The General Court focused on the fact that Deloitte only processed an alphanumeric code appearing on each response, which did not make it possible to identify each author who completed the survey. It held that the EDPS was “incorrect” to only assess the perspective of SRB in holding that the data were pseudonymised because they were re-identifiable to SRB. The General Court further held that the EDPS should have considered Deloitte’s perspective and whether it had the legal means to identify the individuals (as the authors of the survey comments).
The General Court ruled in favour of SRB on the ground that it was impossible for Deloitte to identify any individual from the data set, finding that the risk of re-identification was low (applying Breyer). The General Court did not set out any criteria for data to be considered anonymous.
Issue 2 – whether views or opinions are always personal data
The General Court looked at the Nowak decision (Case C-434/16) to determine if the information in the survey comments related to identified or identifiable individuals such that it constituted personal data.
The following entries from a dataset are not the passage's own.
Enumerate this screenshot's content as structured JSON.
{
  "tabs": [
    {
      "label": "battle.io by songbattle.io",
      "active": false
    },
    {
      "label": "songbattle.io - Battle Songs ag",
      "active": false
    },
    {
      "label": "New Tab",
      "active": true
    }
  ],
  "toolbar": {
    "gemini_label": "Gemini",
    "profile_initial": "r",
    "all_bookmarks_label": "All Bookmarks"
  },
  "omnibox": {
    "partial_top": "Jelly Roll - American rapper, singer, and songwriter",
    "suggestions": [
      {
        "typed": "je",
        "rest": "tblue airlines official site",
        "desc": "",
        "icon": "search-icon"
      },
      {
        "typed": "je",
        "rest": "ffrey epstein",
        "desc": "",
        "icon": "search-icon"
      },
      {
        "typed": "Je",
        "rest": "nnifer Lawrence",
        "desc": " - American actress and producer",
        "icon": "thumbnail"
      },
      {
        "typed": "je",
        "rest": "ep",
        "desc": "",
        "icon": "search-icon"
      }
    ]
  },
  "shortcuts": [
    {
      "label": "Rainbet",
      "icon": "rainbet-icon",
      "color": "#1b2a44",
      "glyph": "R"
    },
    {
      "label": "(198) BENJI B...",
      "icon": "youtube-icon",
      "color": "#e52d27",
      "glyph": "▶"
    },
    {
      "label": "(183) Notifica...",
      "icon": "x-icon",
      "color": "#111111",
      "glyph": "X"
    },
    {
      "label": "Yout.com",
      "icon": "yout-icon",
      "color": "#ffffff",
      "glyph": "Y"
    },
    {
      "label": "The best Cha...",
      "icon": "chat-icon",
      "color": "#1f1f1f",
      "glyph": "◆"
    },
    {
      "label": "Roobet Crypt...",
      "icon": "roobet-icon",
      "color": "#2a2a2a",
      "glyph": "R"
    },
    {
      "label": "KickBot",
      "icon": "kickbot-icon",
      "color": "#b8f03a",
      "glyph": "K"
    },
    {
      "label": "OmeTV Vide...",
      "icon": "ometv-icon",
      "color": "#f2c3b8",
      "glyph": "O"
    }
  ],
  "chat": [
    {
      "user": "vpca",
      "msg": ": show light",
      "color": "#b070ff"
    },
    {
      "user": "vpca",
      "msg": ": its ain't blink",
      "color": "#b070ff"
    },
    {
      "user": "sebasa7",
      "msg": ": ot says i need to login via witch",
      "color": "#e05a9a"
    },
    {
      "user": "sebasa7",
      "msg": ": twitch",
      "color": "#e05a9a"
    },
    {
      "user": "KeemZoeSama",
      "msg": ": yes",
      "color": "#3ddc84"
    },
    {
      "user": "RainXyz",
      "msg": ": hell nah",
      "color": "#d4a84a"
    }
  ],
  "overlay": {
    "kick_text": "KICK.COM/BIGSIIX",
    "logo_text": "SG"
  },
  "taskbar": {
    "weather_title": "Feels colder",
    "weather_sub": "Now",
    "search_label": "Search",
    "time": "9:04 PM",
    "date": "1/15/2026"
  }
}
It reiterated that whether information constitutes personal data is based on a case-by-case “examination of whether, by its content, purpose or effect, a view is linked to a particular person”.
The General Court held that the EDPS failed to conduct such an examination. Therefore, it could not be concluded that the data shared by SRB with Deloitte could constitute personal data.
Business impact for processing personal data
This decision potentially shifts the goalposts for businesses in the context of data anonymisation. If upheld by the CJEU, the decision makes clear that if a data holder has no legal or technical means to identify individuals from a particular data set, then it will be considered anonymised data. Anonymised data is not considered personal data and GDPR will not apply to the data in question in that specific scenario.
Courts will need to consider the perspective of the data holder (as a data recipient) and not simply whether it is personal data from the perspective of the controller. This decision may encourage EU regulators to embrace a broader approach to data anonymisation (which, to date, has been a significantly high bar to meet). As noted above, the General Court did not provide any detail about the threshold for “identifiability”, so the definitions of anonymisation and pseudonymisation are open to further judicial or legislative interpretation. The decision is a welcome logical approach to the application of GDPR and what should be considered personal data, pseudonymised data and anonymised data.
The decision, if upheld, will have practical implications for day-to-day data protection governance. For example, in the context of due diligence, sharing data as part of product integration (e.g. APIs). It will also extend to data subject access requests. Simply because a document is labelled as a “personal view or opinion” does not automatically mean it contains personal data concerning an individual. An objective and subjective assessment of the document remains necessary.